**WHAT IS NEEDED:** A single number is required: the count of lines in the records below that contain the word "JSON".

───── RECORDED DATA ─────

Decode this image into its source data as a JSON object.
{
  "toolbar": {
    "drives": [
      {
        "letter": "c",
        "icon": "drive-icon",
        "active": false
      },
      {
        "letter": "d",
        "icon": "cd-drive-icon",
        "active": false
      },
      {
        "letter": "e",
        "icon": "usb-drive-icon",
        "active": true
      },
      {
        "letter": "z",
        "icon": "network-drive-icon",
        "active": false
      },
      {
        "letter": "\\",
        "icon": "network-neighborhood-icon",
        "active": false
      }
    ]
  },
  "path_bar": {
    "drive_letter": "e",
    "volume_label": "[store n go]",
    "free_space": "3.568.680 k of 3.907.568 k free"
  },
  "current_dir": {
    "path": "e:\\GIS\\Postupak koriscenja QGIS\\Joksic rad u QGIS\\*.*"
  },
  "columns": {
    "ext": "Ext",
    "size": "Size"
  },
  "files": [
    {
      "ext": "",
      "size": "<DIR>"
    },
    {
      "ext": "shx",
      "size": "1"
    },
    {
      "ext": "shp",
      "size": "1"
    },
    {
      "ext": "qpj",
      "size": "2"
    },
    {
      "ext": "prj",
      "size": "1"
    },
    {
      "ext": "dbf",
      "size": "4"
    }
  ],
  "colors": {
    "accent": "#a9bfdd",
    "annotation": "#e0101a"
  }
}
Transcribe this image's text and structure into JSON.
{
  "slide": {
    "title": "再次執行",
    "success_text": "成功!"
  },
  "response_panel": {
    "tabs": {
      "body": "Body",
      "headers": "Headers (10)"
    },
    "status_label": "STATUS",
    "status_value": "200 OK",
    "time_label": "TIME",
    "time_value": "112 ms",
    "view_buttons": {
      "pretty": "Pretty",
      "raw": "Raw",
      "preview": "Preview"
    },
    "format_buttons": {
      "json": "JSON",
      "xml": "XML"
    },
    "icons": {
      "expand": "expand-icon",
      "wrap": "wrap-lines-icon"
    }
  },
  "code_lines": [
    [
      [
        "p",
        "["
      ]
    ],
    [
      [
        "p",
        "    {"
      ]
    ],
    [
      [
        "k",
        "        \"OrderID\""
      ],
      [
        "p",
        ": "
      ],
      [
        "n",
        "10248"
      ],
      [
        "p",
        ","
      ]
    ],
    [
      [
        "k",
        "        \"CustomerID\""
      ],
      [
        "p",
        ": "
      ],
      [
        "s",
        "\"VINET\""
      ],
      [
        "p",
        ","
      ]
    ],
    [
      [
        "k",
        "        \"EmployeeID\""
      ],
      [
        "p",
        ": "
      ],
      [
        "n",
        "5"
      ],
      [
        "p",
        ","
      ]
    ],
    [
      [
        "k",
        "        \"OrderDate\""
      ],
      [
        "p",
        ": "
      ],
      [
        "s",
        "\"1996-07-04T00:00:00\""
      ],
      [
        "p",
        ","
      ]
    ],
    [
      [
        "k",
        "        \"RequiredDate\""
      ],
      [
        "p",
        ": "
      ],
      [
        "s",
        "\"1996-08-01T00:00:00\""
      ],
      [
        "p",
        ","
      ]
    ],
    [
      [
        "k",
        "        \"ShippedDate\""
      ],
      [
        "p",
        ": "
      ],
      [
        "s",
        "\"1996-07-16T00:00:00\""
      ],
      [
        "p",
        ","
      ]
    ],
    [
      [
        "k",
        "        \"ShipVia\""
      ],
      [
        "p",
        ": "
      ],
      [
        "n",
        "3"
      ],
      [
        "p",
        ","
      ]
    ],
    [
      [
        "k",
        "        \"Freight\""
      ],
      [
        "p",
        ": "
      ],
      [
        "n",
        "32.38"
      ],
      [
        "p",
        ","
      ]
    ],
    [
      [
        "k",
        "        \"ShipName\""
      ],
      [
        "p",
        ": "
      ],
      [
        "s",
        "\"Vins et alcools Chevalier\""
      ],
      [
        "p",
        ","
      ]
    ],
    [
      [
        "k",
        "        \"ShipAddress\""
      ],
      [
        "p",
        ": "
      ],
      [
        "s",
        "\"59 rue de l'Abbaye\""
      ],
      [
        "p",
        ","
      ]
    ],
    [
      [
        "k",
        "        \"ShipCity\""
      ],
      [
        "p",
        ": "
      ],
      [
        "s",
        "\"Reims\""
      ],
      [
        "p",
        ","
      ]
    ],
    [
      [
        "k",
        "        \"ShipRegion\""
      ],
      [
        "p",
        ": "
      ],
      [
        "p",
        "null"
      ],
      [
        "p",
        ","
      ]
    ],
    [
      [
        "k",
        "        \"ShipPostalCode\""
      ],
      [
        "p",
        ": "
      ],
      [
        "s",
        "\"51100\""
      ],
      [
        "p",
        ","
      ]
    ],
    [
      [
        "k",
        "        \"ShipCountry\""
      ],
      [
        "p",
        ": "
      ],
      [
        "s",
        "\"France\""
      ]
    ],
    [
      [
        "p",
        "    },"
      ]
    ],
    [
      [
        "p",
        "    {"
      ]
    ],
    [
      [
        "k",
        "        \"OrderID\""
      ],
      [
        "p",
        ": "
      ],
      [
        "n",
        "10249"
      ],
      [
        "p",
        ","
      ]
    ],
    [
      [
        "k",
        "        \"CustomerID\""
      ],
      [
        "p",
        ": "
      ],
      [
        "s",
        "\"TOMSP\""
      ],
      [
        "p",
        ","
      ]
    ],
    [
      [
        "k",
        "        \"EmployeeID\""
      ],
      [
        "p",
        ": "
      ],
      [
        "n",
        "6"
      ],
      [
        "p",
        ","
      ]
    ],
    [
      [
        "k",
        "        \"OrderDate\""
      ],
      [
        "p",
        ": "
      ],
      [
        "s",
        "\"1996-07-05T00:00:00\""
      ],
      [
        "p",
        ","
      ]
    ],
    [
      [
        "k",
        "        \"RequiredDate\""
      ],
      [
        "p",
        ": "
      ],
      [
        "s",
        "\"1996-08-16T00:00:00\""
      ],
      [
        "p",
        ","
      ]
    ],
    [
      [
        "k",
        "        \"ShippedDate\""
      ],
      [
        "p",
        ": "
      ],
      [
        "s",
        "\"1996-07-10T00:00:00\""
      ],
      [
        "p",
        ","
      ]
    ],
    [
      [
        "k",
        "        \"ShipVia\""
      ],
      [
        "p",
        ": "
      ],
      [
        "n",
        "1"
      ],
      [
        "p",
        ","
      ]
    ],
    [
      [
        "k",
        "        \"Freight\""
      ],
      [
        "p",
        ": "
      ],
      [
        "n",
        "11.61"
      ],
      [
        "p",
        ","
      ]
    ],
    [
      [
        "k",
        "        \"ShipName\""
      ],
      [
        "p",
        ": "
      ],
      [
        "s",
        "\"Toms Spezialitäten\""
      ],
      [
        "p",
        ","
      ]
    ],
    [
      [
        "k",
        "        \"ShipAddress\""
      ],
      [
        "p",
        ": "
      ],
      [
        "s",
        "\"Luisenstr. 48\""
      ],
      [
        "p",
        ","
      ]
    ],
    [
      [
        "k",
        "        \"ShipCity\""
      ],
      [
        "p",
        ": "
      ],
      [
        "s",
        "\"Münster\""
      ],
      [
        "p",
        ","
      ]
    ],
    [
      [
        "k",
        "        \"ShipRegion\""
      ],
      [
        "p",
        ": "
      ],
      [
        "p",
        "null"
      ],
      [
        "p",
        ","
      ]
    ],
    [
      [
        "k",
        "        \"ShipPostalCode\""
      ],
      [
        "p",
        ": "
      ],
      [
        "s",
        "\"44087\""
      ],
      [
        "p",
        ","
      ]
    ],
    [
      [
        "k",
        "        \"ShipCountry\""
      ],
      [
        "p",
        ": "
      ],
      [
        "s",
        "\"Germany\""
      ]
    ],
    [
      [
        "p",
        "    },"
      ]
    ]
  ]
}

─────

**OUTPUT BELOW:** 3